Making memories trump recalling memories.  First and foremost, focus on those gifts and ideas that you can look back on with fondness in years to come.  Bonus points if you can do something that will evoke memories of the father in question’s own childhood adventures with his dad.  Going fishing or hiking. Building something in the workshop. Perhaps instead of making a craft for dad, the kids can make a craft with dad on Fathers’ Day.

Memory Gifts

Fathers' Day Handprint In addition to those mentioned in 4 Ways to Share Memories with Dad, I’ve marked some great memory related Fathers’ Day ideas on my Fathers’ Day Ideas Pinterest Board. One that really struck a chord with me was carrotsareorange.com’s idea of “Our Little Book of Experiences,” a creative take on the ubiquitous coupon book. You can fill this one with memories of great moments spent with dad or promises of future quality time together.

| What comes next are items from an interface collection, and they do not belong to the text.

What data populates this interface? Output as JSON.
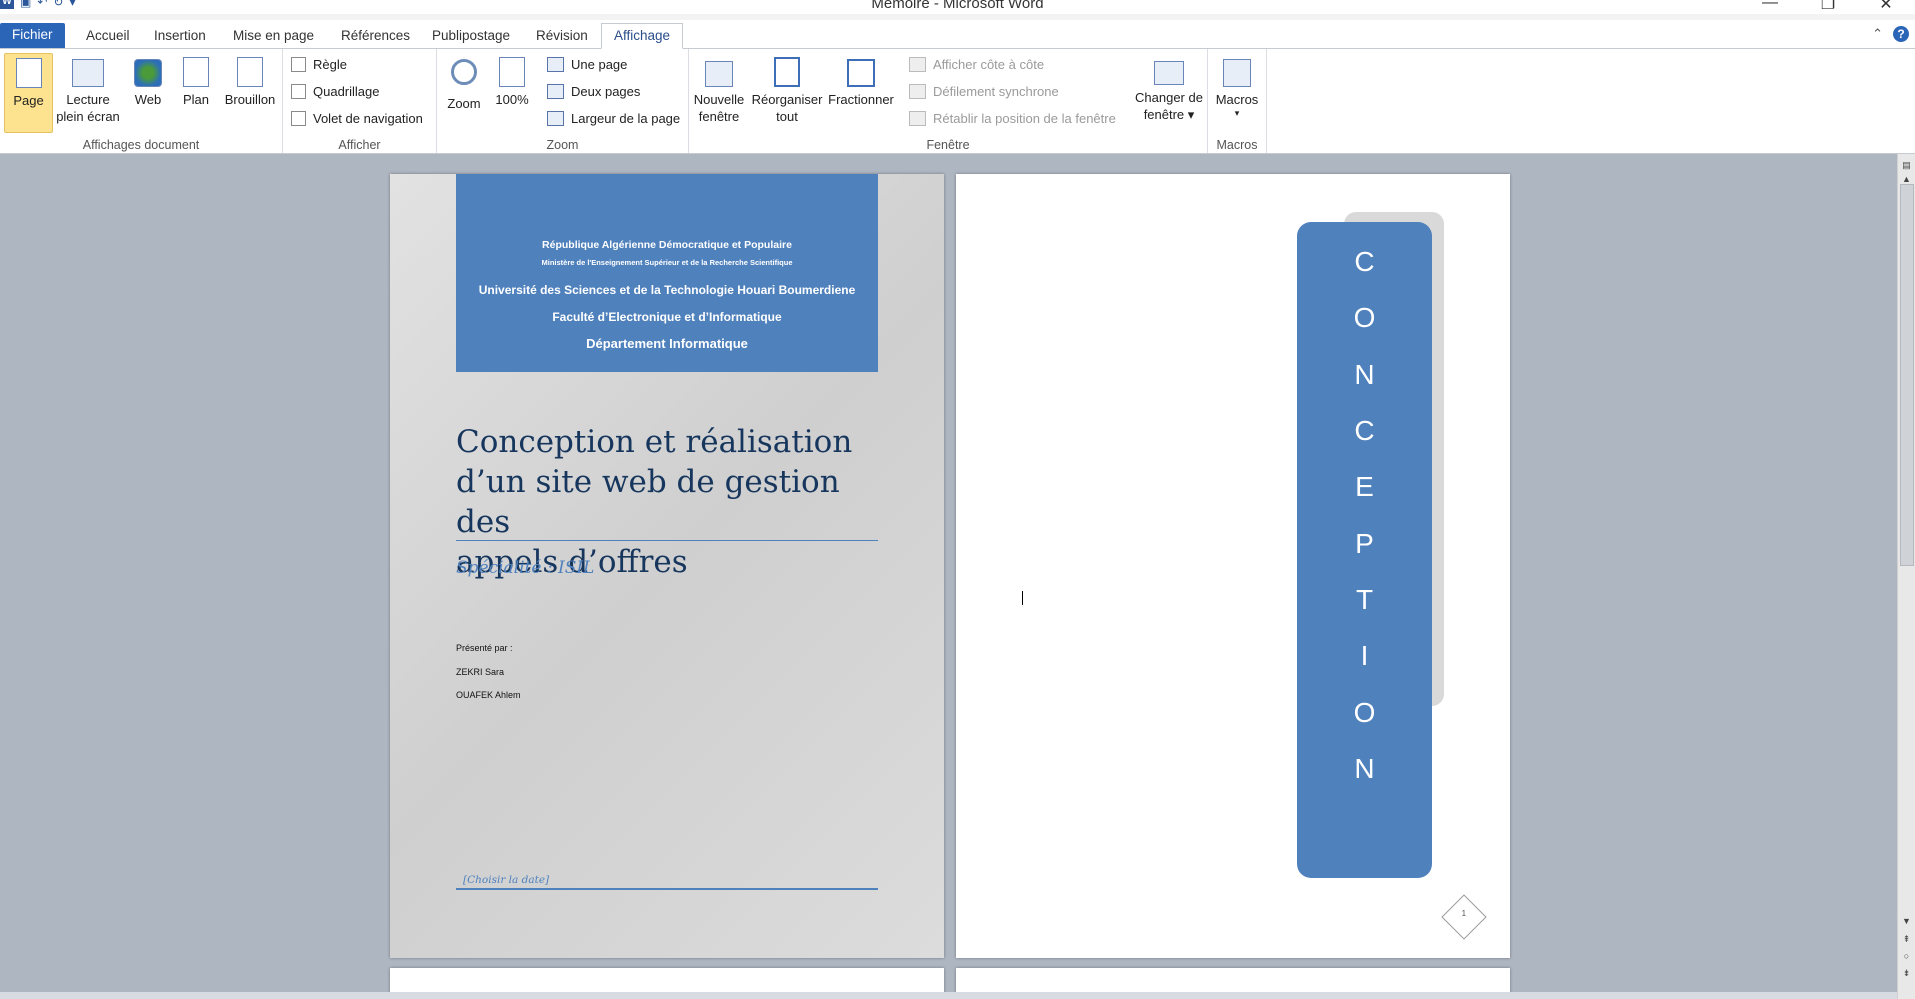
{
  "window": {
    "title": "Memoire - Microsoft Word",
    "app_icon": "W",
    "controls": [
      "—",
      "❐",
      "✕"
    ]
  },
  "tabs": [
    {
      "label": "Fichier"
    },
    {
      "label": "Accueil"
    },
    {
      "label": "Insertion"
    },
    {
      "label": "Mise en page"
    },
    {
      "label": "Références"
    },
    {
      "label": "Publipostage"
    },
    {
      "label": "Révision"
    },
    {
      "label": "Affichage"
    }
  ],
  "help_label": "?",
  "ribbon": {
    "affichages_document": {
      "label": "Affichages document",
      "page": "Page",
      "lecture_1": "Lecture",
      "lecture_2": "plein écran",
      "web": "Web",
      "plan": "Plan",
      "brouillon": "Brouillon"
    },
    "afficher": {
      "label": "Afficher",
      "regle": "Règle",
      "quadrillage": "Quadrillage",
      "volet": "Volet de navigation"
    },
    "zoom": {
      "label": "Zoom",
      "zoom": "Zoom",
      "cent": "100%",
      "une_page": "Une page",
      "deux_pages": "Deux pages",
      "largeur": "Largeur de la page"
    },
    "fenetre": {
      "label": "Fenêtre",
      "nouvelle_1": "Nouvelle",
      "nouvelle_2": "fenêtre",
      "reorg_1": "Réorganiser",
      "reorg_2": "tout",
      "fractionner": "Fractionner",
      "cote": "Afficher côte à côte",
      "defilement": "Défilement synchrone",
      "retablir": "Rétablir la position de la fenêtre",
      "changer_1": "Changer de",
      "changer_2": "fenêtre ▾"
    },
    "macros": {
      "label": "Macros",
      "macros": "Macros",
      "arrow": "▾"
    }
  },
  "document": {
    "cover": {
      "line1": "République Algérienne Démocratique et Populaire",
      "line2": "Ministère de l'Enseignement  Supérieur et de la Recherche Scientifique",
      "line3": "Université des Sciences et de la Technologie Houari Boumerdiene",
      "line4": "Faculté d’Electronique et d’Informatique",
      "line5": "Département Informatique",
      "title_1": "Conception et réalisation",
      "title_2": "d’un site web de gestion des",
      "title_3": "appels d’offres",
      "subtitle": "Spécialité : ISIL",
      "presente": "Présenté par :",
      "author1": "ZEKRI Sara",
      "author2": "OUAFEK Ahlem",
      "date": "[Choisir la date]"
    },
    "page2": {
      "letters": [
        "C",
        "O",
        "N",
        "C",
        "E",
        "P",
        "T",
        "I",
        "O",
        "N"
      ],
      "page_number": "1"
    }
  }
}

In many offices, desk space is at a premium. I particularly like Shutterfly’s customized smart-phone case, which doesn’t require Dad to give up precious desk-top real estate.  Photobooks are also always well-received. Consider filling one with photos of Dad’s success at his hobby, such as finished wood-working projects, his garden in full-bloom, or photos of him coaching little league.

Preserve Your History with Dad

Topping my list of Fathers’ Day Ideas is preserving your history with your father, and Story Corps presents a wonderful opportunity to do just that. Founded to increase understanding through audio interviews, their mobile booth travels around the country recording moving conversations. They’ve also launched a Story Corps smartphone app. The app features the same meaningful question prompts and, like the official booths, uploads interviews to the Library of Congress.

Grandpa Fathers’ Day Ideas

You don’t want to get me started about how hard it is to find a present for my father-in-law. He doesn’t want for much. If he does want something, he goes out and buys it.  Now that he and my mother-in-law have down-sized, they don’t want “clutter.”  So, gift card it is….

Give your difficult-to-buy-for dad or granddad a piece of their family history. You can use FamilySearch.org or your library’s edition of Ancestry.com to make him a starter pedigree chart. And, rude as it sounds, you can give your dad a DNA test.  Not to confirm paternity, mind you, but to give him an insight into his heritage.

Want More Fathers’ Day Ideas?

Your Turn

What was your favorite Fathers’ Day gift? Have any other memory-related or memorable Fathers’ Day Ideas?  Please leave your thoughts.